Abzu is a new game developed by Giant Squid Studios and published by 505 Games. It recently came out on Playstation 4 and Microsoft Windows PC. To be completely honest I had no idea this game existed until I saw an ad for it one day while surfing the internet. After watching a couple of trailers and learning it took place in the ocean, my interest was piqued. I have been an ocean kid from as far back as I can remember and have had a profound love for her and the creatures that thrive within her. Living in North Texas doesn’t give me a lot of opportunities to satiate my need to get in the ocean so I will take whatever chances I can get. Abzu, for me, is a much-needed scratch to a very persistent itch. This game gave me an opportunity, albeit through simulation, to get in the ocean hang out with a variety of fish, dolphins, cephalopods, whales, and a few surprises.
Abzu is a very linear game that oddly gives the player many chances to explore their surroundings. And with the artistic style and color pallet used you’re going to want to explore. The control setup you use to navigate this underwater environment is all in all pretty decent and minimalist. It only took a small amount of time for me to figure things out. For a game that takes place underwater, I expected the controls to be clunky at best. I was proven wrong.

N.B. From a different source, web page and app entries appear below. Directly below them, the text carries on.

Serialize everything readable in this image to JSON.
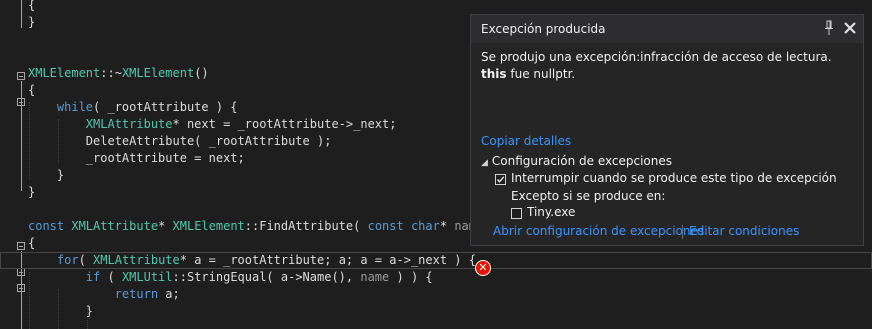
{
  "editor": {
    "lines": [
      {
        "tokens": [
          {
            "t": "{",
            "c": ""
          }
        ]
      },
      {
        "tokens": [
          {
            "t": "}",
            "c": ""
          }
        ]
      },
      {
        "tokens": []
      },
      {
        "tokens": []
      },
      {
        "tokens": [
          {
            "t": "XMLElement",
            "c": "ty"
          },
          {
            "t": "::~",
            "c": ""
          },
          {
            "t": "XMLElement",
            "c": "ty"
          },
          {
            "t": "()",
            "c": ""
          }
        ]
      },
      {
        "tokens": [
          {
            "t": "{",
            "c": ""
          }
        ]
      },
      {
        "tokens": [
          {
            "t": "    ",
            "c": ""
          },
          {
            "t": "while",
            "c": "kw"
          },
          {
            "t": "( _rootAttribute ) {",
            "c": ""
          }
        ]
      },
      {
        "tokens": [
          {
            "t": "        ",
            "c": ""
          },
          {
            "t": "XMLAttribute",
            "c": "ty"
          },
          {
            "t": "* next = _rootAttribute->_next;",
            "c": ""
          }
        ]
      },
      {
        "tokens": [
          {
            "t": "        DeleteAttribute( _rootAttribute );",
            "c": ""
          }
        ]
      },
      {
        "tokens": [
          {
            "t": "        _rootAttribute = next;",
            "c": ""
          }
        ]
      },
      {
        "tokens": [
          {
            "t": "    }",
            "c": ""
          }
        ]
      },
      {
        "tokens": [
          {
            "t": "}",
            "c": ""
          }
        ]
      },
      {
        "tokens": []
      },
      {
        "tokens": [
          {
            "t": "const",
            "c": "kw"
          },
          {
            "t": " ",
            "c": ""
          },
          {
            "t": "XMLAttribute",
            "c": "ty"
          },
          {
            "t": "* ",
            "c": ""
          },
          {
            "t": "XMLElement",
            "c": "ty"
          },
          {
            "t": "::FindAttribute( ",
            "c": ""
          },
          {
            "t": "const",
            "c": "kw"
          },
          {
            "t": " ",
            "c": ""
          },
          {
            "t": "char",
            "c": "kw"
          },
          {
            "t": "* ",
            "c": ""
          },
          {
            "t": "name",
            "c": "pa"
          }
        ]
      },
      {
        "tokens": [
          {
            "t": "{",
            "c": ""
          }
        ]
      },
      {
        "tokens": [
          {
            "t": "    ",
            "c": ""
          },
          {
            "t": "for",
            "c": "kw"
          },
          {
            "t": "( ",
            "c": ""
          },
          {
            "t": "XMLAttribute",
            "c": "ty"
          },
          {
            "t": "* a = _rootAttribute; a; a = a->_next ) {",
            "c": ""
          }
        ]
      },
      {
        "tokens": [
          {
            "t": "        ",
            "c": ""
          },
          {
            "t": "if",
            "c": "kw"
          },
          {
            "t": " ( ",
            "c": ""
          },
          {
            "t": "XMLUtil",
            "c": "ty"
          },
          {
            "t": "::StringEqual( a->Name(), ",
            "c": ""
          },
          {
            "t": "name",
            "c": "pa"
          },
          {
            "t": " ) ) {",
            "c": ""
          }
        ]
      },
      {
        "tokens": [
          {
            "t": "            ",
            "c": ""
          },
          {
            "t": "return",
            "c": "kw"
          },
          {
            "t": " a;",
            "c": ""
          }
        ]
      },
      {
        "tokens": [
          {
            "t": "        }",
            "c": ""
          }
        ]
      }
    ]
  },
  "popup": {
    "title": "Excepción producida",
    "message_line1": "Se produjo una excepción:infracción de acceso de lectura.",
    "message_bold": "this",
    "message_rest": " fue nullptr.",
    "copy_details": "Copiar detalles",
    "settings_heading": "Configuración de excepciones",
    "break_option": "Interrumpir cuando se produce este tipo de excepción",
    "break_checked": true,
    "except_label": "Excepto si se produce en:",
    "module_option": "Tiny.exe",
    "module_checked": false,
    "open_settings_link": "Abrir configuración de excepciones",
    "edit_conditions_link": "Editar condiciones"
  },
  "colors": {
    "background": "#1e1e1e",
    "keyword": "#569cd6",
    "type": "#4ec9b0",
    "parameter": "#9a9a9a",
    "link": "#3794ff",
    "error": "#e51400"
  },
  "icons": {
    "pin": "pin-icon",
    "close": "close-icon",
    "error_glyph": "error-x-icon"
  }
}
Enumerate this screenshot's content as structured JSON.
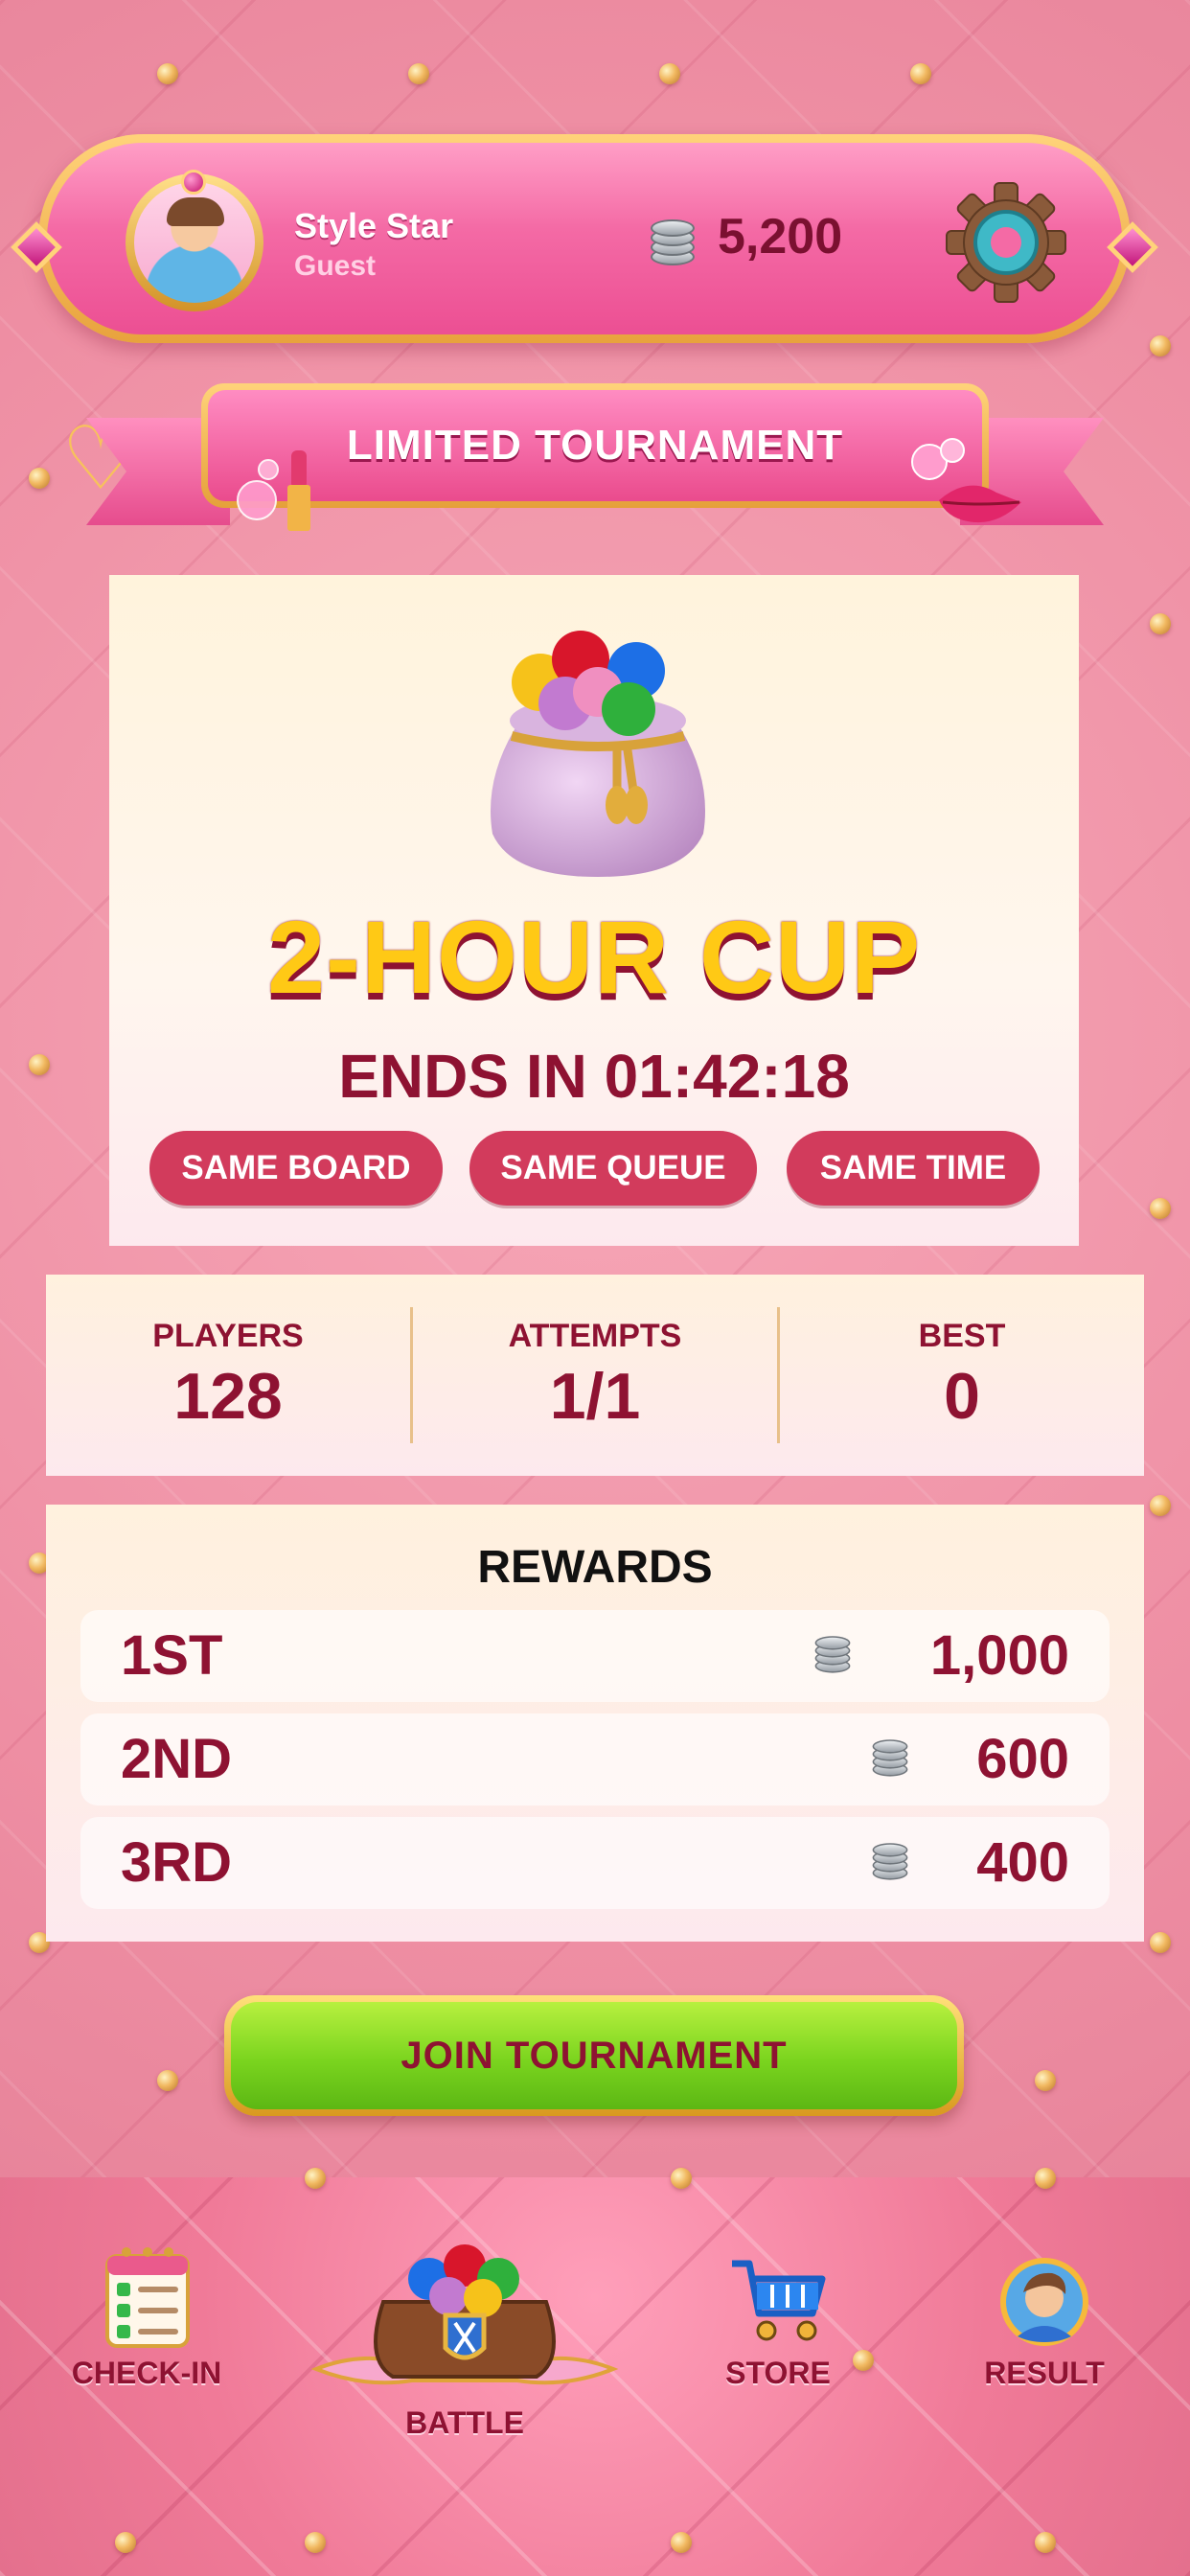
{
  "profile": {
    "name": "Style Star",
    "status": "Guest",
    "avatar_icon": "boy-avatar-icon"
  },
  "currency": {
    "balance": "5,200",
    "icon": "silver-coin-stack-icon"
  },
  "header": {
    "settings_icon": "gear-icon"
  },
  "banner": {
    "title": "LIMITED TOURNAMENT"
  },
  "tournament": {
    "prize_icon": "gumball-bag-icon",
    "title": "2-HOUR CUP",
    "countdown": "ENDS IN 01:42:18",
    "tags": [
      "SAME BOARD",
      "SAME QUEUE",
      "SAME TIME"
    ]
  },
  "stats": [
    {
      "label": "PLAYERS",
      "value": "128"
    },
    {
      "label": "ATTEMPTS",
      "value": "1/1"
    },
    {
      "label": "BEST",
      "value": "0"
    }
  ],
  "rewards": {
    "title": "REWARDS",
    "rows": [
      {
        "rank": "1ST",
        "amount": "1,000"
      },
      {
        "rank": "2ND",
        "amount": "600"
      },
      {
        "rank": "3RD",
        "amount": "400"
      }
    ]
  },
  "join_button": {
    "label": "JOIN TOURNAMENT"
  },
  "nav": [
    {
      "label": "CHECK-IN",
      "icon": "checklist-icon"
    },
    {
      "label": "BATTLE",
      "icon": "battle-bag-icon",
      "active": true
    },
    {
      "label": "STORE",
      "icon": "shopping-cart-icon"
    },
    {
      "label": "RESULT",
      "icon": "avatar-result-icon"
    }
  ],
  "colors": {
    "primary_text": "#8e1232",
    "cup_title": "#ffc915",
    "pill": "#d23b5c",
    "join_button": "#7ad41e",
    "frame_gold": "#e8a23d",
    "header_pink": "#f46aa5"
  }
}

As far as the story goes…all I can say is that it’s there but not deep (no pun intended) by any means. Actually, it’s all but non-existent. That’s not to say I didn’t enjoy Abzu’s story; it’s just left up to the player to put the pieces together and figure it out. Which I did and enjoyed, even if it was short. Very short.
Abzu’s visual style is what hooked me, though. It’s simple character models, and colors are a delight. The animation is fluid, crisp, and true to life. The models and colors used for the various models are very accurate with a few artistic flourishes here and there.
Abzu’s soundtrack, composed by Austin Wintory, is an absolute delight. If I didn’t know better, I’d swear Giant Squid hired the London Philharmonic to perform for them. While just swimming around the music seems to meander with the player and swells when the action picks up. I loved it. When I can find a copy, I will by one.
The only problem I had with Abzu was that it was short and didn’t give me any reason to play through again immediately and collect everything. That’s not to say I won’t play it again; it’ll just be on a slow rainy day when it happens.